What do opals and Yellowstone, the world’s most famous supervolcano and national park, have in common?
Opal, a hydrated silica, is closely related to geyserite, that fantastically-shaped rock you see around hot springs and geysers.
Indeed, opal is the only precious gemstone that isn’t a mineral.
Common opals are milky white or bluish, but fire burns inside precious opals. According to the Gemological Institute of America, this fiery play of color:
…occurs in precious opal because it’s made up of sub-microscopic spheres stacked in a grid-like pattern—like layers of Ping-Pong balls in a box. As the lightwaves travel between the spheres, the waves diffract, or bend. As they bend, they break up into the colors of the rainbow, called spectral colors. Play-of-color is the result.
[…] we’ve seen before, opal is the only precious gem that isn’t a […]

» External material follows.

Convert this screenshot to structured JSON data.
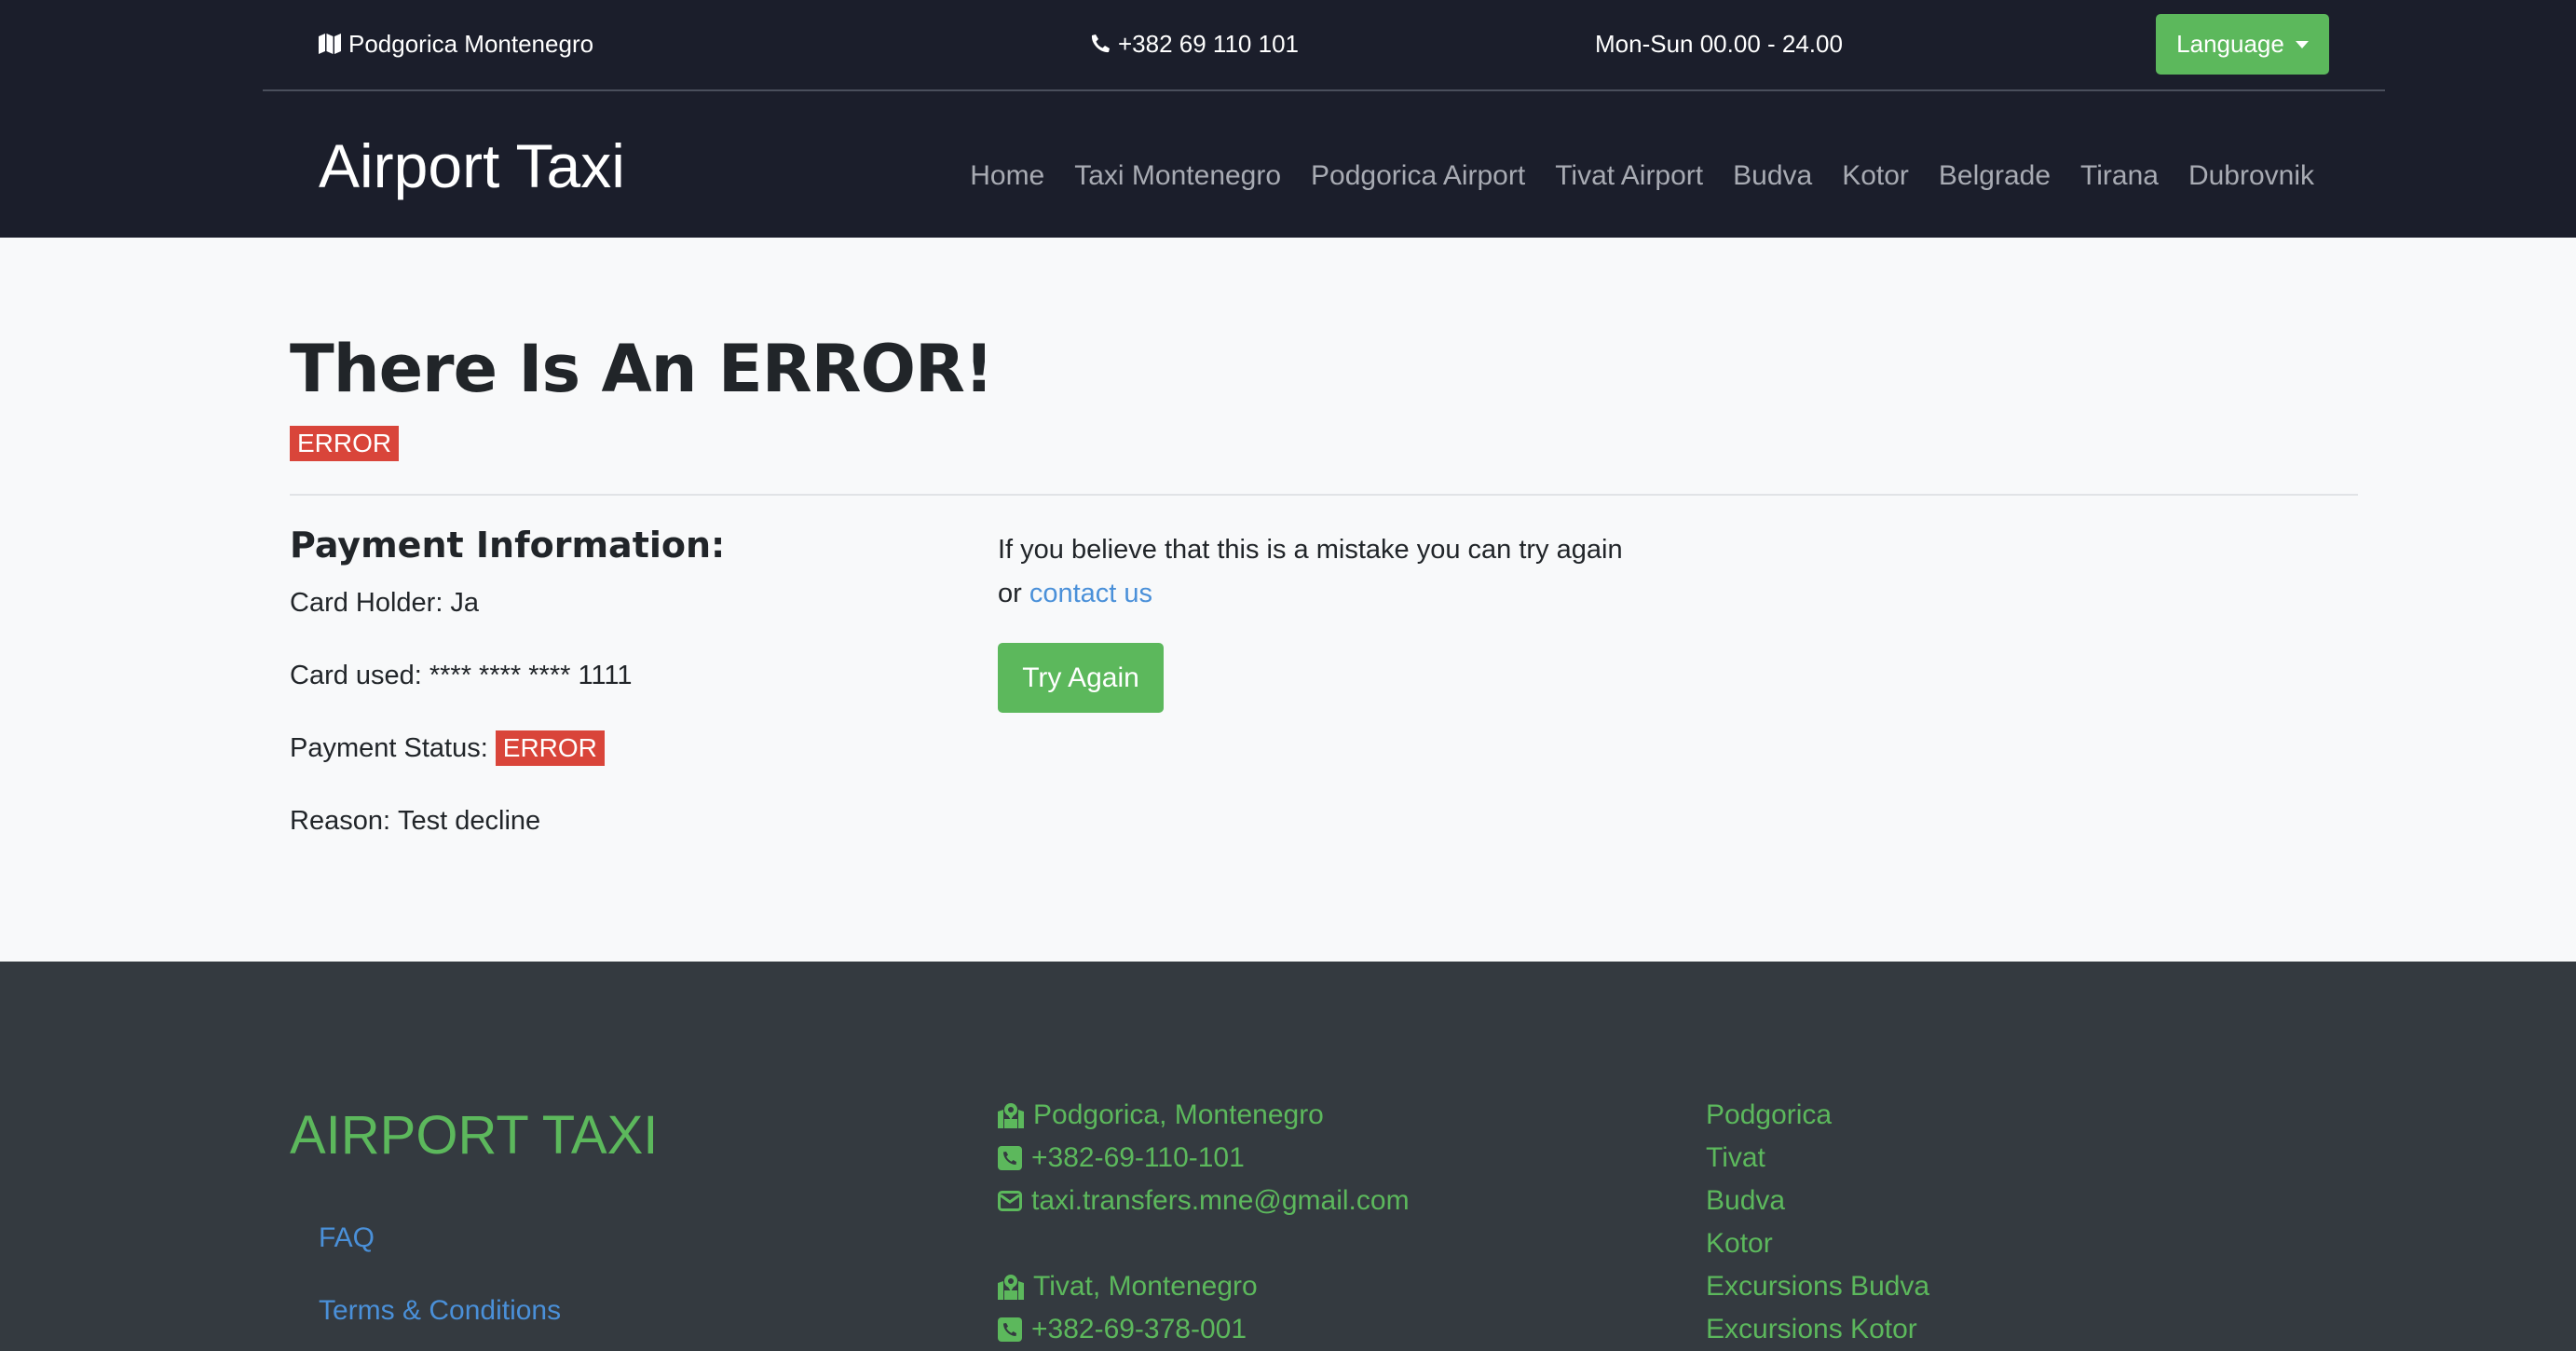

Common opals can be waxy, yellow, brown, red, grey, pale green… Nickel opals are bright apple green. And many opals include black dendrites of manganese oxides.